(Beginning of DATA FOR THIS TASK)
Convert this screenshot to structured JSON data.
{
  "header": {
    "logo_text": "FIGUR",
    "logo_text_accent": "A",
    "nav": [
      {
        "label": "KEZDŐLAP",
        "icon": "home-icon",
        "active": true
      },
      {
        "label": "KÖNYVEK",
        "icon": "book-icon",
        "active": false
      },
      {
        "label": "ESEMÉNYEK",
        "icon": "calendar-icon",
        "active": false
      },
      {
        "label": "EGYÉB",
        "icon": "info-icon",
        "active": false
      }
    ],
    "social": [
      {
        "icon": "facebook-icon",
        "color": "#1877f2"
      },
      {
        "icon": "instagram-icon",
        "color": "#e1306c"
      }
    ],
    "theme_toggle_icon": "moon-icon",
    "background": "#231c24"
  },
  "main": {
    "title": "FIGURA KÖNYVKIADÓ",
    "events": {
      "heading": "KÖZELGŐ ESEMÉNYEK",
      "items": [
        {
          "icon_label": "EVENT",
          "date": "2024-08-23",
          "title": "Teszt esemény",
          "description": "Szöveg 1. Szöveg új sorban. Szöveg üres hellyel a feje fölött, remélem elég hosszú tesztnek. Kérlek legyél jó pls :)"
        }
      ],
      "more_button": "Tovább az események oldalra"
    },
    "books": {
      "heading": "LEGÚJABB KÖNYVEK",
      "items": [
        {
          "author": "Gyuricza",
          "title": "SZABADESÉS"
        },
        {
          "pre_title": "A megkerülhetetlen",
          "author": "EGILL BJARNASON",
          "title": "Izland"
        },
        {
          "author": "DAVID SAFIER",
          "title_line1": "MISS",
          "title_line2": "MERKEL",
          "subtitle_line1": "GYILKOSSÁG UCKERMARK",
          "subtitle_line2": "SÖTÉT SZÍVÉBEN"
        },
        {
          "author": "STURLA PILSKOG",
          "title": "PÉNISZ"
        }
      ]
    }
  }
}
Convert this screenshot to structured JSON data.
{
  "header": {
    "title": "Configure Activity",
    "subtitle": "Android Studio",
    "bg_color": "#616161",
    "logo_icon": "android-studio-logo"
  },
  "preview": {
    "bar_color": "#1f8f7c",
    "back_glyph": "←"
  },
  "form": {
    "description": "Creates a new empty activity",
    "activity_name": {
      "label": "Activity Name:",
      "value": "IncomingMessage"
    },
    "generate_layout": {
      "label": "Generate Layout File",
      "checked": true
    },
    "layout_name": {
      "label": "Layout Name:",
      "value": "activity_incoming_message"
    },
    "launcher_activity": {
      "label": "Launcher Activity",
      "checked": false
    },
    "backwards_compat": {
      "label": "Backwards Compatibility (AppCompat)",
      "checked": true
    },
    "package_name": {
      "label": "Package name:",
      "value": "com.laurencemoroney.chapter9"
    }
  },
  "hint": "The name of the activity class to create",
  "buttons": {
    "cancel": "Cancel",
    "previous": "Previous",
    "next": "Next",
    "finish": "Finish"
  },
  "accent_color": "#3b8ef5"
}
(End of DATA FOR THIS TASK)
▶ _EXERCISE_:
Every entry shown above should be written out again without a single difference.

▶ _RESPONSE TO THE EXERCISE_:
Convert this screenshot to structured JSON data.
{
  "header": {
    "logo_text": "FIGUR",
    "logo_text_accent": "A",
    "nav": [
      {
        "label": "KEZDŐLAP",
        "icon": "home-icon",
        "active": true
      },
      {
        "label": "KÖNYVEK",
        "icon": "book-icon",
        "active": false
      },
      {
        "label": "ESEMÉNYEK",
        "icon": "calendar-icon",
        "active": false
      },
      {
        "label": "EGYÉB",
        "icon": "info-icon",
        "active": false
      }
    ],
    "social": [
      {
        "icon": "facebook-icon",
        "color": "#1877f2"
      },
      {
        "icon": "instagram-icon",
        "color": "#e1306c"
      }
    ],
    "theme_toggle_icon": "moon-icon",
    "background": "#231c24"
  },
  "main": {
    "title": "FIGURA KÖNYVKIADÓ",
    "events": {
      "heading": "KÖZELGŐ ESEMÉNYEK",
      "items": [
        {
          "icon_label": "EVENT",
          "date": "2024-08-23",
          "title": "Teszt esemény",
          "description": "Szöveg 1. Szöveg új sorban. Szöveg üres hellyel a feje fölött, remélem elég hosszú tesztnek. Kérlek legyél jó pls :)"
        }
      ],
      "more_button": "Tovább az események oldalra"
    },
    "books": {
      "heading": "LEGÚJABB KÖNYVEK",
      "items": [
        {
          "author": "Gyuricza",
          "title": "SZABADESÉS"
        },
        {
          "pre_title": "A megkerülhetetlen",
          "author": "EGILL BJARNASON",
          "title": "Izland"
        },
        {
          "author": "DAVID SAFIER",
          "title_line1": "MISS",
          "title_line2": "MERKEL",
          "subtitle_line1": "GYILKOSSÁG UCKERMARK",
          "subtitle_line2": "SÖTÉT SZÍVÉBEN"
        },
        {
          "author": "STURLA PILSKOG",
          "title": "PÉNISZ"
        }
      ]
    }
  }
}
Convert this screenshot to structured JSON data.
{
  "header": {
    "title": "Configure Activity",
    "subtitle": "Android Studio",
    "bg_color": "#616161",
    "logo_icon": "android-studio-logo"
  },
  "preview": {
    "bar_color": "#1f8f7c",
    "back_glyph": "←"
  },
  "form": {
    "description": "Creates a new empty activity",
    "activity_name": {
      "label": "Activity Name:",
      "value": "IncomingMessage"
    },
    "generate_layout": {
      "label": "Generate Layout File",
      "checked": true
    },
    "layout_name": {
      "label": "Layout Name:",
      "value": "activity_incoming_message"
    },
    "launcher_activity": {
      "label": "Launcher Activity",
      "checked": false
    },
    "backwards_compat": {
      "label": "Backwards Compatibility (AppCompat)",
      "checked": true
    },
    "package_name": {
      "label": "Package name:",
      "value": "com.laurencemoroney.chapter9"
    }
  },
  "hint": "The name of the activity class to create",
  "buttons": {
    "cancel": "Cancel",
    "previous": "Previous",
    "next": "Next",
    "finish": "Finish"
  },
  "accent_color": "#3b8ef5"
}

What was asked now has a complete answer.